**What you need to do**.
If a line in the listing below holds the word "Cash", it counts toward the total; report that total alone.

**Extracted information**.

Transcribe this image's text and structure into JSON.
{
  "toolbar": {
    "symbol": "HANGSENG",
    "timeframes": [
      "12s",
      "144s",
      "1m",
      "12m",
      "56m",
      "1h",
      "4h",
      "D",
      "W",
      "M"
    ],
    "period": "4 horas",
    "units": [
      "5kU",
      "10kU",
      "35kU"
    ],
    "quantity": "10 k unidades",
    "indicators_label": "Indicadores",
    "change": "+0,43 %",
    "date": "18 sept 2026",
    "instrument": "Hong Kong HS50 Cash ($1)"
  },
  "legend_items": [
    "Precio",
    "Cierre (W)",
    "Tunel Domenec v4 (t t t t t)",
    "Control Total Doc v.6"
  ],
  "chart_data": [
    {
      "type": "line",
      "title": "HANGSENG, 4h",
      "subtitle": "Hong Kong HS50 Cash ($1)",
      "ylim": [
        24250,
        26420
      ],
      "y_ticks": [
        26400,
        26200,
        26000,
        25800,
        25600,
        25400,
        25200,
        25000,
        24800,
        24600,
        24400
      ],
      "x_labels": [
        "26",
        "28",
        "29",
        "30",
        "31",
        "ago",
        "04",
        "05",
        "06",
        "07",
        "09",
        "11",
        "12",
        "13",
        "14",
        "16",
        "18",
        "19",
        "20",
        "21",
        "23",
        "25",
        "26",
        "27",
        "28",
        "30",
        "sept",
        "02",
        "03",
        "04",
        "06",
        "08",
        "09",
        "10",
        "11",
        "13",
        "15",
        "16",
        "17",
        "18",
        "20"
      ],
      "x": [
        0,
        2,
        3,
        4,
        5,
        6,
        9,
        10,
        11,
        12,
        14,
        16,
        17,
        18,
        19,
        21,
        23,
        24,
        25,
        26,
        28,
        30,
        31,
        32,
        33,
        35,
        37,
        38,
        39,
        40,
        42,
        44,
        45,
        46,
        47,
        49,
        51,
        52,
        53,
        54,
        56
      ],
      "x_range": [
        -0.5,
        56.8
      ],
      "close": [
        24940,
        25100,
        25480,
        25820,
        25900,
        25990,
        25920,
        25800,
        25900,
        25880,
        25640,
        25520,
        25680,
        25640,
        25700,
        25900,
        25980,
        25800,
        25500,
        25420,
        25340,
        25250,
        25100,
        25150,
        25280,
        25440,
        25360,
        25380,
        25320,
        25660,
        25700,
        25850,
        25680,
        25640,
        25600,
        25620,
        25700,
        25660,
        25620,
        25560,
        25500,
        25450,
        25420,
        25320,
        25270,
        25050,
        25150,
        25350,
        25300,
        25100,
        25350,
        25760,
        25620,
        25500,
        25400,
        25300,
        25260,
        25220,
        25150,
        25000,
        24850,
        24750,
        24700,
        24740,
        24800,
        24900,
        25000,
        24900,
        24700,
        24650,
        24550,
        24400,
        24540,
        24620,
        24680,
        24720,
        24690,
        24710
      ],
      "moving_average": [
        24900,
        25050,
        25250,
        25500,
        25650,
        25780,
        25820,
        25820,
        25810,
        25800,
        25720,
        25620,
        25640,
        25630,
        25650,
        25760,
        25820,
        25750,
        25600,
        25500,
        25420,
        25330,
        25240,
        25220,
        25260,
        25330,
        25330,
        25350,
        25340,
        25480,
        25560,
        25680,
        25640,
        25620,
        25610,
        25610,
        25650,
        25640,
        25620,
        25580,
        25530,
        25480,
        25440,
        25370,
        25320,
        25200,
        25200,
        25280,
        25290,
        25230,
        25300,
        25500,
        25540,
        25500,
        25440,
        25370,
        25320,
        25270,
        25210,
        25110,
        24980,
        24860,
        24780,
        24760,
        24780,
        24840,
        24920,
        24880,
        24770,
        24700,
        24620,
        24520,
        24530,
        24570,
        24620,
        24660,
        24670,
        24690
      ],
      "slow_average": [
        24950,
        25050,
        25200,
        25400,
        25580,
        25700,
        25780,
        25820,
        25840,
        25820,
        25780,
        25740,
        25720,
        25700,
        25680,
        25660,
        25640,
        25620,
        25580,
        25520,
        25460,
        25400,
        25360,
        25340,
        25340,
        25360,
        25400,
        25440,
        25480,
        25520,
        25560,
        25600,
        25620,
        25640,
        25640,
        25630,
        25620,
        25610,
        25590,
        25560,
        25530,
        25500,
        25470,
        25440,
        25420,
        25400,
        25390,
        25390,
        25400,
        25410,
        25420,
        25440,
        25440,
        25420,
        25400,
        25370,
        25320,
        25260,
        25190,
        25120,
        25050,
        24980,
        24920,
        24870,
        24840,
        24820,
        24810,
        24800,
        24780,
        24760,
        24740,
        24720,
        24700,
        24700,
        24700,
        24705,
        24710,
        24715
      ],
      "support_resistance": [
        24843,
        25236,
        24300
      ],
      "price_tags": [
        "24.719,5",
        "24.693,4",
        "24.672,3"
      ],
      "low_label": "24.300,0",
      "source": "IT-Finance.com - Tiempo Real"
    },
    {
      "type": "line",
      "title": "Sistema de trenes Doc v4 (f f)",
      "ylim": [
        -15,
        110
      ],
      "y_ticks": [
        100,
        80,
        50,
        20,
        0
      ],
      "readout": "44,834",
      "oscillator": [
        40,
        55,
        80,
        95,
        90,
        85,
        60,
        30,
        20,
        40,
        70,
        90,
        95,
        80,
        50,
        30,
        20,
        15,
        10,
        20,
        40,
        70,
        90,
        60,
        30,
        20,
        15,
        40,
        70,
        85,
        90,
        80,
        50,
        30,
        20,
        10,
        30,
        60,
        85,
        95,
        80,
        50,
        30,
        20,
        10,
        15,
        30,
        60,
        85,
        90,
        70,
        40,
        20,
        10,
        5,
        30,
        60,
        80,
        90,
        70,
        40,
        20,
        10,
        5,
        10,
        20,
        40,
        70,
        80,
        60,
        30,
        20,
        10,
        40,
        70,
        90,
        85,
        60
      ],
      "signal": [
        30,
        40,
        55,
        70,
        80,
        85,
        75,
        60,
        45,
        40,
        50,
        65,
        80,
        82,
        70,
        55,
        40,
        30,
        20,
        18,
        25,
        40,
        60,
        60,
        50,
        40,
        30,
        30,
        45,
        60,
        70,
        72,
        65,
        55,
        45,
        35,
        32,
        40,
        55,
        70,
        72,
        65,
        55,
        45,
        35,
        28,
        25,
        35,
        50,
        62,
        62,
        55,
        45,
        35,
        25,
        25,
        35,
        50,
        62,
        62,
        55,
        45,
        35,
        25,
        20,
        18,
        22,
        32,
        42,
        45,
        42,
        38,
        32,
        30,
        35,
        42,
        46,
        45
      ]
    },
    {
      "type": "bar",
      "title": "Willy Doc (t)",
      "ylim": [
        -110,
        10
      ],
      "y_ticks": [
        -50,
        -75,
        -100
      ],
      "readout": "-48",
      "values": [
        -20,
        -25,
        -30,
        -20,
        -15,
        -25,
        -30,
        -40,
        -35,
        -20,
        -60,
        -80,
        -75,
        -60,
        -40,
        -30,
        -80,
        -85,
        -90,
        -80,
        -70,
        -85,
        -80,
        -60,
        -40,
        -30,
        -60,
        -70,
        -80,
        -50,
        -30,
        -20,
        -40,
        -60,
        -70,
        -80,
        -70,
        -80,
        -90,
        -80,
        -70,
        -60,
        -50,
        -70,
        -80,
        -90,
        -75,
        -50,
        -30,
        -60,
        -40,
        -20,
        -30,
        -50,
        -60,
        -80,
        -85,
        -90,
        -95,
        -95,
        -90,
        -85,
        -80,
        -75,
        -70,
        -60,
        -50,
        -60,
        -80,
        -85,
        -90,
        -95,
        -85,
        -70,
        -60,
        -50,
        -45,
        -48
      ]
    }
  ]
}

**Exercise output**.
2